LOS ANGELES A smiling but teary-eyed Mariah Carey made
her first public appearance since suffering an emotional breakdown in July
to watch a screening of her Hollywood debut, "Glitter," with her fans
For Carey, who arrived at Westwood's Village Theatre in jeans and a black
tank top adorned with an American flag, it was a form of therapy not for
her personal troubles, but for the heartache she shares with her fans in the
wake of last week's terrorist attacks.
"My fans have gotten me through all my personal little issues, and I want to
give them back, even if it's just for tonight, a few minutes of peace," she
said as she made her way into the venue. "Definitely every American is
grieving in their own way, so I'm just happy to be here." In between
interviews, Carey stopped to autograph copies of the film's soundtrack and
pose for pictures with fans.
Looking beautiful and rested, the singer spoke about her problems in a
"such-is-life" tone, saying she simply needed a break from a merciless
schedule. "I was exhausted, I needed to rest," said Carey, who underwent
psychiatric care for what her publicist termed a physical and emotional
breakdown. "I tend to work myself to the ground like a superhero. And guess
what? I'm human, so you can't do that. But it really required me
acknowledging that. There was nobody to tell me to stop working."
"Glitter," which opens nationwide this weekend, stars Carey as a singer
named Billie who achieves pop stardom but struggles with the abandonment of
her past, a shaky love affair with her producer and the pitfalls of success
Inside the theatre, Carey sat in the center section flanked by security
guards and handlers. Fellow movie-goers, who had won tickets through Los
Angeles radio station Power 106, regularly erupted into cheers, from the
moment Carey's name appeared in the opening credits to her character's final
performance at New York's Madison Square Garden. At one point, when Billie's
boyfriend asks her, "Do you think because you swing your ass onstage and
hit a couple high notes that makes you some kind of colossal success?,"
audience members answered with a resounding, "Yes!"

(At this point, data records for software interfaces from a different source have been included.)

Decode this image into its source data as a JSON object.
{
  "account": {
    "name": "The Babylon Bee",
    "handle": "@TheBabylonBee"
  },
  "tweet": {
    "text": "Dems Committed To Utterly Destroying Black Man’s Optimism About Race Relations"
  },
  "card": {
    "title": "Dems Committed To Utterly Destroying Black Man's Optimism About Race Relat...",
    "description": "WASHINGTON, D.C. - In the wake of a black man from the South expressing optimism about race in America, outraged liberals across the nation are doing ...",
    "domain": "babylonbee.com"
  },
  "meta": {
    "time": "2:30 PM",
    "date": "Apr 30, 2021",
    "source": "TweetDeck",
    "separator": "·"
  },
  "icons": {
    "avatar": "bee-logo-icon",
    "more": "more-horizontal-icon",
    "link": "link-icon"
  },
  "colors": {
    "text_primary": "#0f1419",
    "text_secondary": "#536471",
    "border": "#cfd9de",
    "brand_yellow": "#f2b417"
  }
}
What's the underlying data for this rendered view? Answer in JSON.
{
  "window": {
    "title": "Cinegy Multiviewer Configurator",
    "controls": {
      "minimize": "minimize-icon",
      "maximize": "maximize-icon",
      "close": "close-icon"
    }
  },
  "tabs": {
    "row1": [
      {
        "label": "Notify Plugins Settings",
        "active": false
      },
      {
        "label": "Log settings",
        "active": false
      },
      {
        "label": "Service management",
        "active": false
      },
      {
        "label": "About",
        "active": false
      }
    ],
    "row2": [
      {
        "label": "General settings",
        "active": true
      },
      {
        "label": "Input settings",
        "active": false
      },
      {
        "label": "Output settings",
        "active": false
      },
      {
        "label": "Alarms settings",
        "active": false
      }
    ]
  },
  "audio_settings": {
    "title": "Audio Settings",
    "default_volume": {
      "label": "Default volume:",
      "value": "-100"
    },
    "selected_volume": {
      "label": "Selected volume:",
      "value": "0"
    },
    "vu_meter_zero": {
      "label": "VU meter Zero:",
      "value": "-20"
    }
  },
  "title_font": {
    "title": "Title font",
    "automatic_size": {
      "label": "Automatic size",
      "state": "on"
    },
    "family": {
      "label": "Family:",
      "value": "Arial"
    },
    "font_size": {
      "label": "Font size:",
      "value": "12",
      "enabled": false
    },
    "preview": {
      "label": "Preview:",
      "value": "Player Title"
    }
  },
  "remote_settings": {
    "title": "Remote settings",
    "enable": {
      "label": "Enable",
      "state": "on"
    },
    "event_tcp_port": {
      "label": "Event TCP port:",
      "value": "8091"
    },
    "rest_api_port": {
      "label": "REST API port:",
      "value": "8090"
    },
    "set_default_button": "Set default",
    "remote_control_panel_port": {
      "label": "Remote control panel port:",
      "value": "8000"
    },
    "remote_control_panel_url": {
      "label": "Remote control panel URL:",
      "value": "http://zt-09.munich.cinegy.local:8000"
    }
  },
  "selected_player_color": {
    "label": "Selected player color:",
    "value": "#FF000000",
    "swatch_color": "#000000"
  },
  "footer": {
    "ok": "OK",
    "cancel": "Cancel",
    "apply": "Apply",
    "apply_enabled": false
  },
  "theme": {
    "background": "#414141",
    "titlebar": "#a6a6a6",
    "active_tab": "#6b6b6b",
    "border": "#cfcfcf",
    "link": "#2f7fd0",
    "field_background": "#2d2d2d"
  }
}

Carey said she hopes the mostly light-hearted "Glitter" will provide
movie-goers an emotional escape during this time of turmoil. "But obviously
nothing can overshadow the events that have gone on, and I need to stay
focused on that," she said.
The singer will return to the stage for the first time since her
hospitalization for the star-powered benefit show "America: A Tribute to
Heroes" on Friday (September 21), joining such stars as Bruce Springsteen, Bon Jovi, Sheryl Crow and Faith Hill (see "Mariah Carey To Resurface For 'America' TV Tribute").
"It's so difficult because everybody's been affected by this tragedy in a
different way," Carey, who will sing "Hero" at the telethon, said. "I'm not
a politician, but I would just say that my heart goes out to anybody that's
been affected, all the victims and everybody in this country, because we're
trying to come together as a nation and really be strong and it's hard, it's
not an easy task."
Friday's commercial-free event, set to air simultaneously on several
networks, will raise money for long-term relief efforts benefiting those
directly affected by the attacks.
"I hope [it] will create even more unity," Carey said. "The most important
thing is to stay positive ... We can all do our part."
The soundtrack to "Glitter" will debut on next week's Billboard 200 albums
chart at #7 (see "Jay-Z's Dynasty Continues As Blueprint Debuts At #1").
For a full interview with Mariah Carey, check out the feature "Mariah Carey: Under Pressure".